Disney said Thursday its upcoming Netflix rival will be called Disney+ and will launch in late 2019.
Disney+ is one of several efforts from the media giant to compete with Netflix and other streaming services in the direct-to-consumer, internet-delivered video market, bypassing traditional distributors that currently provide billions of dollars in revenue to the company.
The new service will carry content from Disney’s stable of brand names including Marvel, Star Wars, National Geographic and Pixar, and will be a complement to another online Disney offering — ESPN+, which has 1 million subscribers.
Disney CEO Bob Iger, speaking on the company’s fourth-quarter earnings call, also outlined plans for streaming service Hulu. Iger said Disney is aiming to win new subscribers by investing in more original programming and taking Hulu into new international markets.
Disney co-owns Hulu with 21st Century Fox, AT&T and Comcast, which owns NBCUniversal, the parent company of NBC News.

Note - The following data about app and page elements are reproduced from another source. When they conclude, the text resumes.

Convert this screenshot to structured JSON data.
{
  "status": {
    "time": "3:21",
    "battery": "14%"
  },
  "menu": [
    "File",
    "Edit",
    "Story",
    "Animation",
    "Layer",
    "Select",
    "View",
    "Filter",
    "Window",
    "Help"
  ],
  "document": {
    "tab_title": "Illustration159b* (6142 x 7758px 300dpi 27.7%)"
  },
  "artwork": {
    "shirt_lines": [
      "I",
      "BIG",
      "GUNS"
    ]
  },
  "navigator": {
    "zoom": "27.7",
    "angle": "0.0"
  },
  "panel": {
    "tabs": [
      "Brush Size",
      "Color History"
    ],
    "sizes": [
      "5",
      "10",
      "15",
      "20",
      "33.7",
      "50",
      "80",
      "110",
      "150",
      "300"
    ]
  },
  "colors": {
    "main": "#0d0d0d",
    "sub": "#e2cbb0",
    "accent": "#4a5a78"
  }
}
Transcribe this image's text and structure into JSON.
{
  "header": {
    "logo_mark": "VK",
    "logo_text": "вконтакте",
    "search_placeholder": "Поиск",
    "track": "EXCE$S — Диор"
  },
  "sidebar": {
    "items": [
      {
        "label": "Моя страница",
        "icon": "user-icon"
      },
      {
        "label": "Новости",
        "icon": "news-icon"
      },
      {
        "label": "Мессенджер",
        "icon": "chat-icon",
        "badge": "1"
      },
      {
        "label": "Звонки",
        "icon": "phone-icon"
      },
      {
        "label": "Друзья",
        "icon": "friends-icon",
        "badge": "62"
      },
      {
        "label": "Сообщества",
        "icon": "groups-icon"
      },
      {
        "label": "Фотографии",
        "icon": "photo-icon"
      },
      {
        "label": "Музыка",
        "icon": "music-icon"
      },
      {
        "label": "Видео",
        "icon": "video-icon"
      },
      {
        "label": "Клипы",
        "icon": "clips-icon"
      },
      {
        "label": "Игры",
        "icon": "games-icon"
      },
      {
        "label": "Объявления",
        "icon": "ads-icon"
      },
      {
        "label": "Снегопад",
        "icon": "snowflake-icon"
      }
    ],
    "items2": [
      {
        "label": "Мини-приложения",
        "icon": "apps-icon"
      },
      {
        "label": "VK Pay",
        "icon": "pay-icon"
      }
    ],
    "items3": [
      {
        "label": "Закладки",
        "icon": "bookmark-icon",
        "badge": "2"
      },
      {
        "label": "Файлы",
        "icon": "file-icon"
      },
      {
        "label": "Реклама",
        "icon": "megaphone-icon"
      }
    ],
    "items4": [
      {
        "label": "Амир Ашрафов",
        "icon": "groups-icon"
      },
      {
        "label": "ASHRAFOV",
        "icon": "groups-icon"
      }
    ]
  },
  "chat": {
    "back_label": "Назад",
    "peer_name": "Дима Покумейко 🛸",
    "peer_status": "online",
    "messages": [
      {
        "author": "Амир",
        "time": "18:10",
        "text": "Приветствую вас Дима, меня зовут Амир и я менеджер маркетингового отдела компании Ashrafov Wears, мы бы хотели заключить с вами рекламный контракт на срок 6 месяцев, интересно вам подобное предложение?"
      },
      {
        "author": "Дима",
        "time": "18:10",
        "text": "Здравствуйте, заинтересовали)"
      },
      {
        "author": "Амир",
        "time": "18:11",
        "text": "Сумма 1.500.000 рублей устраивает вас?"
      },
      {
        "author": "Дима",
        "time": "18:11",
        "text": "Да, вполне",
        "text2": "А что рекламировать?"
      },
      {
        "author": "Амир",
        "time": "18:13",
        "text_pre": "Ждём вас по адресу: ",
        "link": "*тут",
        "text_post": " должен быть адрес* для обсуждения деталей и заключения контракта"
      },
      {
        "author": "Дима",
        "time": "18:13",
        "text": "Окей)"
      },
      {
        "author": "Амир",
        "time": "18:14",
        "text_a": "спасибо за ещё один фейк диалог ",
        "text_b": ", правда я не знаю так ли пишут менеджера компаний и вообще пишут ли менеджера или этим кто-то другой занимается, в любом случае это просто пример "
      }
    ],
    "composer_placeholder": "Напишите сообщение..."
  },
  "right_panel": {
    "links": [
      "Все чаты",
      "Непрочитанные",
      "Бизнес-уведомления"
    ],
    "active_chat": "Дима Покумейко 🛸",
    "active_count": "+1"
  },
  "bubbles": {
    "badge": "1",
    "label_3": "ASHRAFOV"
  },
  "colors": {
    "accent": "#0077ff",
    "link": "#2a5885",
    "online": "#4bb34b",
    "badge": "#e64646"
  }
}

But Disney’s $71.3 billion acquisition of Fox, which could gain final government approval in the next few months, will give Disney a 60 percent stake in the streaming video company, allowing it to have greater control of Hulu’s future.

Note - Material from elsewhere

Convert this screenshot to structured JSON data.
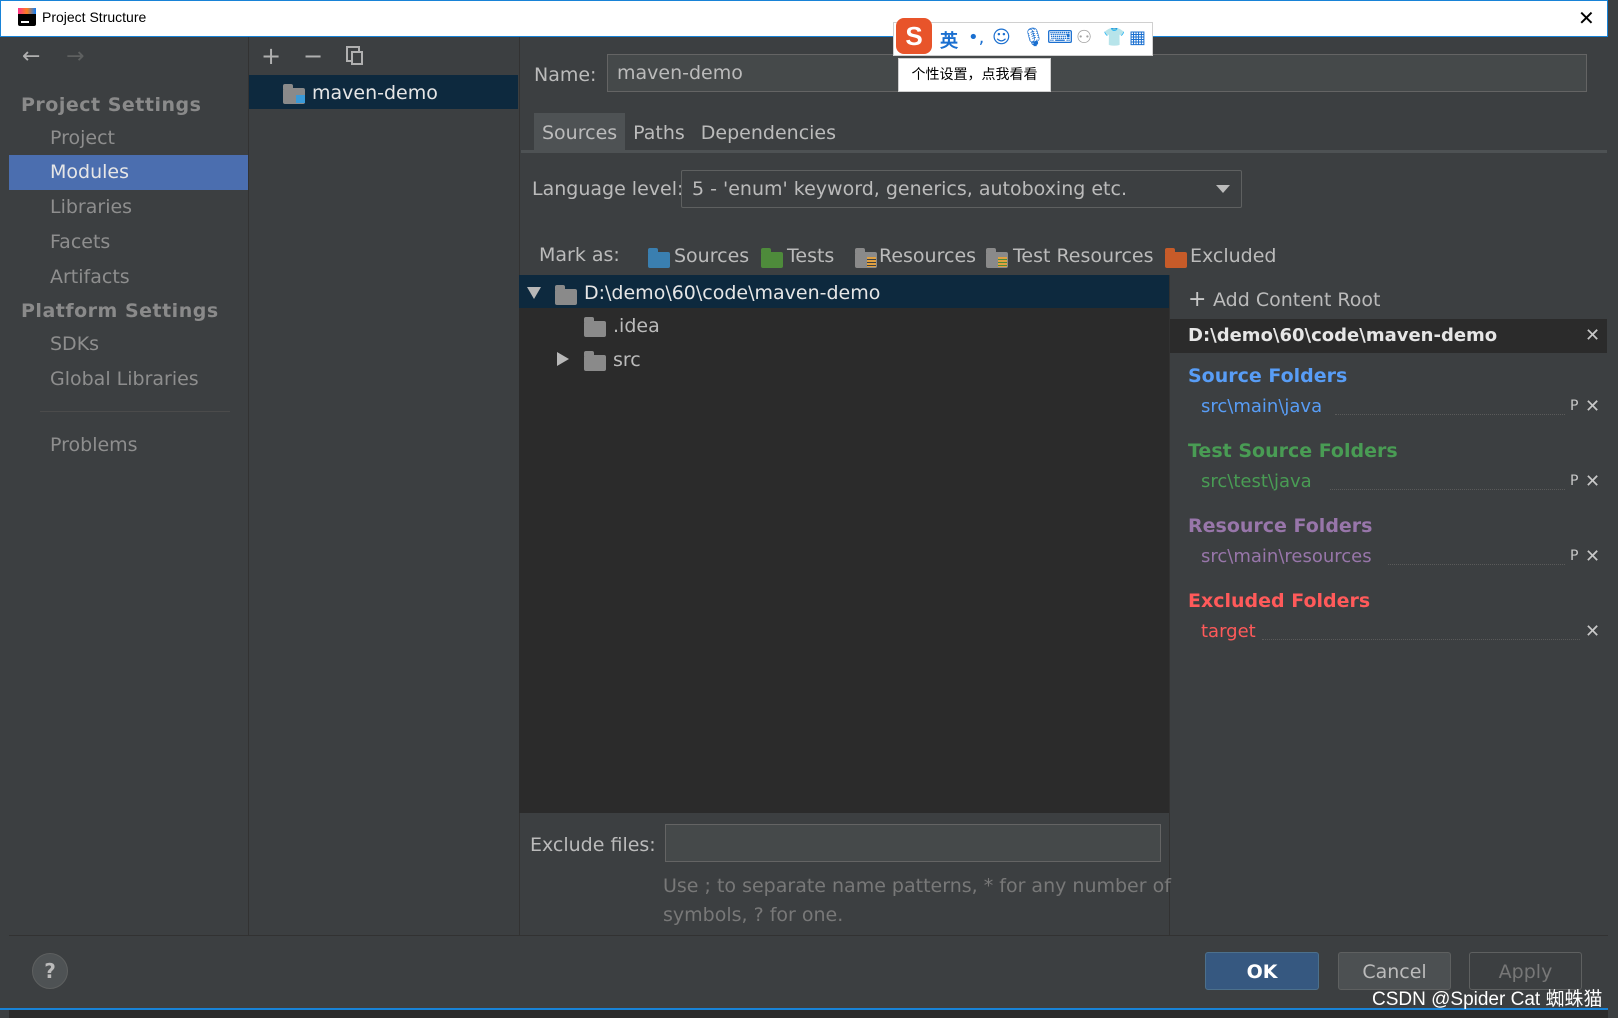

“We think there’s an opportunity to increase investment in Hulu, notably on the programming side with this acquisition comes not only some great [intellectual property] but some excellent talent particularly on the TV side,” Iger said on the call.
Iger said the service in some cases was attracting audiences 20 years younger than traditional TV and described the advertising opportunity as “underappreciated.”
Hulu streams broadcast and cable TV shows on demand for $5.99 per month and also offers a “Hulu with Live TV” bundle of live channels for $39.99 per month. Iger noted there maybe an opportunity to raise prices for the service in the future.
Hulu is expected to play a large part in Disney’s plan to be an aggressive player in the direct-to-consumer TV market currently dominated by Netflix and Amazon. The company has 20 million subscribers, according to its last update in May, as well as 1 million subscribers to its tiered live TV offering. That’s far behind Netflix, which recently said it expected to have 146 million subscribers by the end of the year.
Disney said it would hold an investor day in April to share more details of its direct-to-consumer plans with Wall Street.